Attention control involves three areas of the brain that activate, regulate, and monitor how information is received and processed. All three regions work together to supply the mental energy necessary for concentration, allow the mind to focus on important details, and permit completion of tasks despite distractions. When all areas of the brain work in concert, attention control can be accomplished and switched to another job as needed.
Mental energy control occurs in the brainstem. This region regulates alertness and balances arousal and sleep states. Energy is allocated to effort when tasks require attention control, but it decreases to permit sleep. Dysfunction of mental energy control typically causes sleepiness during the day and an inability to maintain focus to start and finish a task. This part of the mind regulates energy cycles from day to day and task to task.
Processing controls also play an important role in attention control. Activity in the cortex and midbrain manage how information is analyzed and used, often called selective attention. These areas allow the mind to prioritize data to finish a task by using prior experience to rank the level of importance of incoming information. People suffering from processing control dysfunction might become distracted by audio or visual stimuli. Attention control might be hampered by an inability to identify main points in a problem or focus on minute details.
The third area of the brain governs production control needed to concentrate. Occurring in the prefrontal cortex, this process permits the mind to analyze options, predict outcomes, and foresee consequences of various actions. Attention control requires pacing in this area of the brain to prevent working too slowly or too quickly on the task. When operating efficiently, production control allows the mind to break down complex, difficult problems into manageable segments. Dysfunction of this process might lead to impulsive behavior and frustration.
Researchers studied how different areas of the brain work together to facilitate attention control while learning, on the job, and in social settings. They used a drug approved for sleep disorders that quiets activity in the brainstem to manage mental energy. Scientists discovered participants could focus better because the drug increased coordination between the processing center in the prefrontal cortex and the brainstem.

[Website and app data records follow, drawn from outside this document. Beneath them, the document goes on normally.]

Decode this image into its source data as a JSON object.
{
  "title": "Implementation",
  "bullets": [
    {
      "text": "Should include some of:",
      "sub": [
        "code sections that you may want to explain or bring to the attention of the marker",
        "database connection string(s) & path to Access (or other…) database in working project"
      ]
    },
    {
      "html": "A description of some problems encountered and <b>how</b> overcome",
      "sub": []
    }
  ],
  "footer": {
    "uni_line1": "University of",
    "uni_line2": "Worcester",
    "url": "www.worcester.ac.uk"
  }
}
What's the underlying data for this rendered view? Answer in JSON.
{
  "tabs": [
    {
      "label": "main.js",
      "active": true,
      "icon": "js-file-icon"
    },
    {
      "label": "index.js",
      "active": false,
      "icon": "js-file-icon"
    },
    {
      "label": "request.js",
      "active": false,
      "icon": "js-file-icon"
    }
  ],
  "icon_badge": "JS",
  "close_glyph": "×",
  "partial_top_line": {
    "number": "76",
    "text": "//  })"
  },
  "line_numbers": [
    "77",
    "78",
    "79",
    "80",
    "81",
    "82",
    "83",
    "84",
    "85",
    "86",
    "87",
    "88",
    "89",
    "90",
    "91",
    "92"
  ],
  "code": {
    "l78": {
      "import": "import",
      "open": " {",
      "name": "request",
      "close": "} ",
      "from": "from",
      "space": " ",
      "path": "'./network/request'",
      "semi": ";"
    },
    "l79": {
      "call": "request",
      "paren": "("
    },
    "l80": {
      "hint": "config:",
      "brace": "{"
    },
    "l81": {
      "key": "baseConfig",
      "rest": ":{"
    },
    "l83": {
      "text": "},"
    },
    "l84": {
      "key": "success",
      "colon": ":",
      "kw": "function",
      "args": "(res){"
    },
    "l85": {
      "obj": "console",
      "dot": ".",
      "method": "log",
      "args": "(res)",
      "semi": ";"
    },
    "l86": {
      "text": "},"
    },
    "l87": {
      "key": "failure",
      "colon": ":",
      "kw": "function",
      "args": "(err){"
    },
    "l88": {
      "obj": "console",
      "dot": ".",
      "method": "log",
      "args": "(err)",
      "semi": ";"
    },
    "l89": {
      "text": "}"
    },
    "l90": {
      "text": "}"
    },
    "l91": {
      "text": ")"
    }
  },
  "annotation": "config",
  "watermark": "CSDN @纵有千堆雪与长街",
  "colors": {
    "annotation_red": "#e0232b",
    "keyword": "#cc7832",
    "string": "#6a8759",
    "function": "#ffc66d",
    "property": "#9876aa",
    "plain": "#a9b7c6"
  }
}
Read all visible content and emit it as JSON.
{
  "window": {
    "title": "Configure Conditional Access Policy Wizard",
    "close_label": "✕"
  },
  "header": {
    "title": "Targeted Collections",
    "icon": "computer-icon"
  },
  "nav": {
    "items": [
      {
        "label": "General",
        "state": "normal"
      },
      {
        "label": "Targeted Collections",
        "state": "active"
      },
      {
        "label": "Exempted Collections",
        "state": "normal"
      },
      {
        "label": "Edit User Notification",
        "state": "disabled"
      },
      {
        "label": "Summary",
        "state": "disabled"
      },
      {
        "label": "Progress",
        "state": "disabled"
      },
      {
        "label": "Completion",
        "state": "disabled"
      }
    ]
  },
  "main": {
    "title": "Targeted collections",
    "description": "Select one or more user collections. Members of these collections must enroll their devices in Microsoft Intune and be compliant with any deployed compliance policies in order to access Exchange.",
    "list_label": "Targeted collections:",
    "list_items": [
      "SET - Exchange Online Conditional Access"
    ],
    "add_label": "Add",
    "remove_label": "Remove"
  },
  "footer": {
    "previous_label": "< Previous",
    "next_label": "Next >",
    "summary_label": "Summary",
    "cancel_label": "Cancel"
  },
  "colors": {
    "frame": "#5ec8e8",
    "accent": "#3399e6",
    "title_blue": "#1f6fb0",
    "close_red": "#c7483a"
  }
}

When concentration is not needed, neurons in the prefrontal cortex typically fire randomly when thoughts and external stimuli intrude. If a person with normal functioning in all three parts of the brain wants to concentrate, neurons become more inactive. They only fire to process and analyze information needed for selective attention to complete the task at hand. This focused attention also allows a person to continue attention control when unmotivated or bored.